TASK STATEMENT -
Work out how many lines in the data include the string "code"; reply with that number alone.

PROVIDED RECORDS -

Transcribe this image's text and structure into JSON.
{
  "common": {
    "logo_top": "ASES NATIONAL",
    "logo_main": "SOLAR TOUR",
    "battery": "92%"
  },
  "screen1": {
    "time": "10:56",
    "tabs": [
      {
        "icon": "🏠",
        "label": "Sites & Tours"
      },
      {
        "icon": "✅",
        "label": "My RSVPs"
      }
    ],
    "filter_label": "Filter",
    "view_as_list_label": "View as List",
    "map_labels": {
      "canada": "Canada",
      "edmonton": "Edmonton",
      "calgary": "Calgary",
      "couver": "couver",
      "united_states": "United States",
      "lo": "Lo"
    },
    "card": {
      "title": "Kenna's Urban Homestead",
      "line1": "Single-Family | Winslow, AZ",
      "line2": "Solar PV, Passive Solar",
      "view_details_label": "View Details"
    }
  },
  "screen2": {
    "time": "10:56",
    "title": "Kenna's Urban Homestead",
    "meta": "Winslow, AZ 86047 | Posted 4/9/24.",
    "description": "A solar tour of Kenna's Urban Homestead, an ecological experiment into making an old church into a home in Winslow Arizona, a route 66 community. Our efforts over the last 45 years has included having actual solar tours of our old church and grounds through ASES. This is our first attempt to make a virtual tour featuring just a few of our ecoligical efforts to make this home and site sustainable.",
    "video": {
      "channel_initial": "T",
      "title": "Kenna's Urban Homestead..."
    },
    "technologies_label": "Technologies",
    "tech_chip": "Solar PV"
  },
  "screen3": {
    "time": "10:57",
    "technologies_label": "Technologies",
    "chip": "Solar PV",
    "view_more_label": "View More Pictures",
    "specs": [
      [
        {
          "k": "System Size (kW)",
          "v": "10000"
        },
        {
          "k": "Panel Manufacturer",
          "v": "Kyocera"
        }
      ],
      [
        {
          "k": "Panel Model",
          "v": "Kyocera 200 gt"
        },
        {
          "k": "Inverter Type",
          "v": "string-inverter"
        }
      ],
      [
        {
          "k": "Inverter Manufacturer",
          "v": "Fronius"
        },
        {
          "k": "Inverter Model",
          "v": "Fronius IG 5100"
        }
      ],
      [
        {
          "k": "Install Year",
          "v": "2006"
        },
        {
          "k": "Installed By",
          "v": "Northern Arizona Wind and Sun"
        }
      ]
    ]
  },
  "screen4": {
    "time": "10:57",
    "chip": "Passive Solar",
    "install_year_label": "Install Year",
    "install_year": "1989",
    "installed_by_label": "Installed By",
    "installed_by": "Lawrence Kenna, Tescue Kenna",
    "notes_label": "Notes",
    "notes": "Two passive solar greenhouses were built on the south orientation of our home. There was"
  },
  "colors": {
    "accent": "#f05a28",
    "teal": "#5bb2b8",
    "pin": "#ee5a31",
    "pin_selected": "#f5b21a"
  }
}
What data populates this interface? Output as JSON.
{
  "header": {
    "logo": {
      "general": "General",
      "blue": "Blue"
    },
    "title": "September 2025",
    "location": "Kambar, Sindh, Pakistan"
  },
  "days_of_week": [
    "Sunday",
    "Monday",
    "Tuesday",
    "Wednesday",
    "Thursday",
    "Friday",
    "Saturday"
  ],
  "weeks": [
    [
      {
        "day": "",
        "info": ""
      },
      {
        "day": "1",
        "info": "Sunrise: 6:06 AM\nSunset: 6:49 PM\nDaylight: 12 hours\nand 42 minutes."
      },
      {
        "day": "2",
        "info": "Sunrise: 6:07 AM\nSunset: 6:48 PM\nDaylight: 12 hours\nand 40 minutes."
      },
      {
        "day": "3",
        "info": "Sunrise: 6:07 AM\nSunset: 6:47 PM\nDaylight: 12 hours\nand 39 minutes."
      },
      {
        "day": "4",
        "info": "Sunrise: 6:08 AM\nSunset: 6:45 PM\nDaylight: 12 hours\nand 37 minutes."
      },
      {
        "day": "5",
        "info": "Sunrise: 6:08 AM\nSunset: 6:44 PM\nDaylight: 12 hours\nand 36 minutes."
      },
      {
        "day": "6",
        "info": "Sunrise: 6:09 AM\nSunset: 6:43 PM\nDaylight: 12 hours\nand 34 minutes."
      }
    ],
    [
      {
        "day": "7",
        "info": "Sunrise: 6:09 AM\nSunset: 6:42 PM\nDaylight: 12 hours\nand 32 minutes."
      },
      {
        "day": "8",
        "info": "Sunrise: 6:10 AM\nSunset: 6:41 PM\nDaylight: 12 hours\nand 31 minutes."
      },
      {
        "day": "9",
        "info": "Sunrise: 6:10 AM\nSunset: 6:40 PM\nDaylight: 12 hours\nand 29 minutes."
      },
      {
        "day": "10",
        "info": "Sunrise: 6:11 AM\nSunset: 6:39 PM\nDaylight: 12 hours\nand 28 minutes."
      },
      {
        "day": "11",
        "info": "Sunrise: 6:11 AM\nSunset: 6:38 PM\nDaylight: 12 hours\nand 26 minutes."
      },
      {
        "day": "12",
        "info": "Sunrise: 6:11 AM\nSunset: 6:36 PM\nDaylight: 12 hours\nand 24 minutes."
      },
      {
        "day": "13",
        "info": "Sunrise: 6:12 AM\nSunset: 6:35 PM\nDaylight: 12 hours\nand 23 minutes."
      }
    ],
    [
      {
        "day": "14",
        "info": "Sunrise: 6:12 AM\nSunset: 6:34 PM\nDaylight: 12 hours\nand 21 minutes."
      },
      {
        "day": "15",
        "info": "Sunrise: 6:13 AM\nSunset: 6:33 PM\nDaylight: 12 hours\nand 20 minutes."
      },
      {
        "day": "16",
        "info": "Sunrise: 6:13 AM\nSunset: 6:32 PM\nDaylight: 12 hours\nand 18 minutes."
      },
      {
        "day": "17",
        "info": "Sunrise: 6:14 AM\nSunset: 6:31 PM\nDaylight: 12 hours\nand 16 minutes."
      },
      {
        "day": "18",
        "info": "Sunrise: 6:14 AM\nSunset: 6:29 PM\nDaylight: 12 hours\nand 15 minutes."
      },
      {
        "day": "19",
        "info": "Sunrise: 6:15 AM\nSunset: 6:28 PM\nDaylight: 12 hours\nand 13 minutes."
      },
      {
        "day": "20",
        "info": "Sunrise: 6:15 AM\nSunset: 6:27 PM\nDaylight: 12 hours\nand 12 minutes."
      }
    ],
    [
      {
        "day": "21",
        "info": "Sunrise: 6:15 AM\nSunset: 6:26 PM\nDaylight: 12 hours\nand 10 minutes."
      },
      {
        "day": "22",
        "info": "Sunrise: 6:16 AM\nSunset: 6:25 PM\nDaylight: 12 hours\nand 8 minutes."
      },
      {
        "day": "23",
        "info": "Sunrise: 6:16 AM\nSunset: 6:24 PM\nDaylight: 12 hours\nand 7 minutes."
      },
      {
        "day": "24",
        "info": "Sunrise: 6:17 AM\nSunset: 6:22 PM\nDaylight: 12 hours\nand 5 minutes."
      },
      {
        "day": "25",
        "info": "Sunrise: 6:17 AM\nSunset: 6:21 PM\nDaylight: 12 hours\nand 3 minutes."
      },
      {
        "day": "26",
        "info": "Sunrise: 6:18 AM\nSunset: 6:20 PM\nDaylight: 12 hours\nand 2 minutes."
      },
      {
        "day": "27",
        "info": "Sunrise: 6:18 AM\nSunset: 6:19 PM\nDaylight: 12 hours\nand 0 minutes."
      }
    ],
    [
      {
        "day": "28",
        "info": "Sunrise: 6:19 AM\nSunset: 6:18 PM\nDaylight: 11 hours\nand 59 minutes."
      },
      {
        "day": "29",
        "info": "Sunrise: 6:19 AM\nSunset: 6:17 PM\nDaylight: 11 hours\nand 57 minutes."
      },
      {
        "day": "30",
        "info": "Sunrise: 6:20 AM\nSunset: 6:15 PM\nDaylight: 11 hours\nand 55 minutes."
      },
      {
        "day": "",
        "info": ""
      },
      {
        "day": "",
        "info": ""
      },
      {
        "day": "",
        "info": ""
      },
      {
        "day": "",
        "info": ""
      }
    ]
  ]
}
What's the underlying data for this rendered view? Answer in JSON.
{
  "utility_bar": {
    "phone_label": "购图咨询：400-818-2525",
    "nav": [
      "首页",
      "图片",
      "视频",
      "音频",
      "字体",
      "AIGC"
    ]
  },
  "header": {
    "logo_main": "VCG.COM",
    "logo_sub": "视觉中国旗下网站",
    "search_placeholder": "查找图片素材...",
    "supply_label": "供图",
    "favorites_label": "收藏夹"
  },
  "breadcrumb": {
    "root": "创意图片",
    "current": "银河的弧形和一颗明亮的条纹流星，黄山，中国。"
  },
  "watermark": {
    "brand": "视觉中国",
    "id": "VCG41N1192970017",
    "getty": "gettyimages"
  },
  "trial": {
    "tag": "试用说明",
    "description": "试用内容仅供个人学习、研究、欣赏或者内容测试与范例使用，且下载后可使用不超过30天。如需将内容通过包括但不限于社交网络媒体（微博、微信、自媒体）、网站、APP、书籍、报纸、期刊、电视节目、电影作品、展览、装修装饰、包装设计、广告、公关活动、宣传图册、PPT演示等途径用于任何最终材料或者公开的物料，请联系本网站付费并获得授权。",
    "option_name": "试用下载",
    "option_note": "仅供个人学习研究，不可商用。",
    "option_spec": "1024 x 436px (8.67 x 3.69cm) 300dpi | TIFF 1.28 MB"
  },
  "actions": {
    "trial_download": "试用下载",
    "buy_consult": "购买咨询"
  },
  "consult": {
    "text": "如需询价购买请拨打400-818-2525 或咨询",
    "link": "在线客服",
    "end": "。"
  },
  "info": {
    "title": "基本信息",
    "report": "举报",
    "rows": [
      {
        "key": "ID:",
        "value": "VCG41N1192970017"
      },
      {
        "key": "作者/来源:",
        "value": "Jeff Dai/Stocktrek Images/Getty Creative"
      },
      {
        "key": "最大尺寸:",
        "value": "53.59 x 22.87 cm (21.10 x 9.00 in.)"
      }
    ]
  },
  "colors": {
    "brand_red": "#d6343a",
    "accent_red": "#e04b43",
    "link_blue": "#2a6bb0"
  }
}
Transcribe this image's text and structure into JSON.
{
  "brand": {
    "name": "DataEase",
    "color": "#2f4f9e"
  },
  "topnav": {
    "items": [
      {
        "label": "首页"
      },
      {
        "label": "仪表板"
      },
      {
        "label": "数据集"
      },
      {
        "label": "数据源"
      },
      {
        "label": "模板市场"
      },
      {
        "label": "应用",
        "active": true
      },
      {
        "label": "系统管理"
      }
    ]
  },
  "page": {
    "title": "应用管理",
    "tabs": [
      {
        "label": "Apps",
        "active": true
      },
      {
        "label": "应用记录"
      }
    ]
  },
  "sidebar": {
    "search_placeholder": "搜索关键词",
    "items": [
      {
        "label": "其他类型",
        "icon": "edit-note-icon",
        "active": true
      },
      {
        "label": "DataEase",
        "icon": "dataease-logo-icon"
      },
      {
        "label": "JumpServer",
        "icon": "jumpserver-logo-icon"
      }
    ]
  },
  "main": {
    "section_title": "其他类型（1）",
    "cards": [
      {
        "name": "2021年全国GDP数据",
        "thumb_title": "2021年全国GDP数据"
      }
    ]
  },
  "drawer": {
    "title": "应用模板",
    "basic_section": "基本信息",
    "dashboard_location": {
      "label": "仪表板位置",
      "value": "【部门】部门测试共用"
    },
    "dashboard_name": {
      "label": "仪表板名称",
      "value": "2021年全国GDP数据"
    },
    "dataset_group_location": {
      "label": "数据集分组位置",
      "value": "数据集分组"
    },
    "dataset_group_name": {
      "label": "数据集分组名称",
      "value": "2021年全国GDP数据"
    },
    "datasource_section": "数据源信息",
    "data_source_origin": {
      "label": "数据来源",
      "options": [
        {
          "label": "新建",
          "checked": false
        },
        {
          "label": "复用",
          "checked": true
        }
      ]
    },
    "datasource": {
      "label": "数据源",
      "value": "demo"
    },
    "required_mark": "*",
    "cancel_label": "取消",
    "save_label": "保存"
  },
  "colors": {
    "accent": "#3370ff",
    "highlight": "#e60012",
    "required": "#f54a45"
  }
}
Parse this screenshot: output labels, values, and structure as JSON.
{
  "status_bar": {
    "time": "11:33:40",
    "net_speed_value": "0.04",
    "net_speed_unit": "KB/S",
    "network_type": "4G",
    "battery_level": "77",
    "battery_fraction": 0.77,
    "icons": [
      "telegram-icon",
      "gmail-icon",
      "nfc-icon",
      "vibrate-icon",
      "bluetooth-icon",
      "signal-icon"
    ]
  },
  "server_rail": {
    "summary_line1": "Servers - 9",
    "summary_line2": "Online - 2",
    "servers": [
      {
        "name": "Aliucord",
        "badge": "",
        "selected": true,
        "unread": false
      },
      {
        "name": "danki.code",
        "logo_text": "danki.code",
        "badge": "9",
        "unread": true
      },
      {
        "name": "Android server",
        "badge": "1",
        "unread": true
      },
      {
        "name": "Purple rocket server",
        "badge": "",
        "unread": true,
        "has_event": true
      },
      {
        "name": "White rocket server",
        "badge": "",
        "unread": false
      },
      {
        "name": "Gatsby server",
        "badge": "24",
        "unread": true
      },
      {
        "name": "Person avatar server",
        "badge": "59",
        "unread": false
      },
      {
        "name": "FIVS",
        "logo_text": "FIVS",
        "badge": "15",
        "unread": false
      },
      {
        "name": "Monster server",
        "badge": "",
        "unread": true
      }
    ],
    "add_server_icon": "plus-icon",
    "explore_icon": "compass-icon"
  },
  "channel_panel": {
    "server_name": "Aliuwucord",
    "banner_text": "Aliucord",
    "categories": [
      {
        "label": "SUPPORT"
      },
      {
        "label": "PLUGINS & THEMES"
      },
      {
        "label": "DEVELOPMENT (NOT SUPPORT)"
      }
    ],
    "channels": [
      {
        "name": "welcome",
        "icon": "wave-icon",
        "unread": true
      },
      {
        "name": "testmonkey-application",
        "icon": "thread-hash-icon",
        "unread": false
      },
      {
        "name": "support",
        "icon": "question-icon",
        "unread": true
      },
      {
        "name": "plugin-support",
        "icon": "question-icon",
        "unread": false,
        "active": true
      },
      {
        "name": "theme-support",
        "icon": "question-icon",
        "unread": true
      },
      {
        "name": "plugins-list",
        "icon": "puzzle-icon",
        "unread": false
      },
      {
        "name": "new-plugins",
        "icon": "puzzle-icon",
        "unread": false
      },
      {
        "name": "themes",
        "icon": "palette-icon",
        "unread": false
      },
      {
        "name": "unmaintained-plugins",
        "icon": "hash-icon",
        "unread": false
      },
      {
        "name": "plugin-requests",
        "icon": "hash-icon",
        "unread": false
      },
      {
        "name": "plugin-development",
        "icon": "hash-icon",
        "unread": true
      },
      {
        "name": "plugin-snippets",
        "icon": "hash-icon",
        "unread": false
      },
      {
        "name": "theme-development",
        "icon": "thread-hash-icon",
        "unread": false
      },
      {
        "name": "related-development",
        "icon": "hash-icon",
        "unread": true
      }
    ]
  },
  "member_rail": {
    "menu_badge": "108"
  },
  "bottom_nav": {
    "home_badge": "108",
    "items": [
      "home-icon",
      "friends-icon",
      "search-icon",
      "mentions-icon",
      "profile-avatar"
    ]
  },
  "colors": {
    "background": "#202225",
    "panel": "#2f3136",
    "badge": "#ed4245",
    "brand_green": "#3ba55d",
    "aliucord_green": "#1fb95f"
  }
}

ANSWER SPACE -
2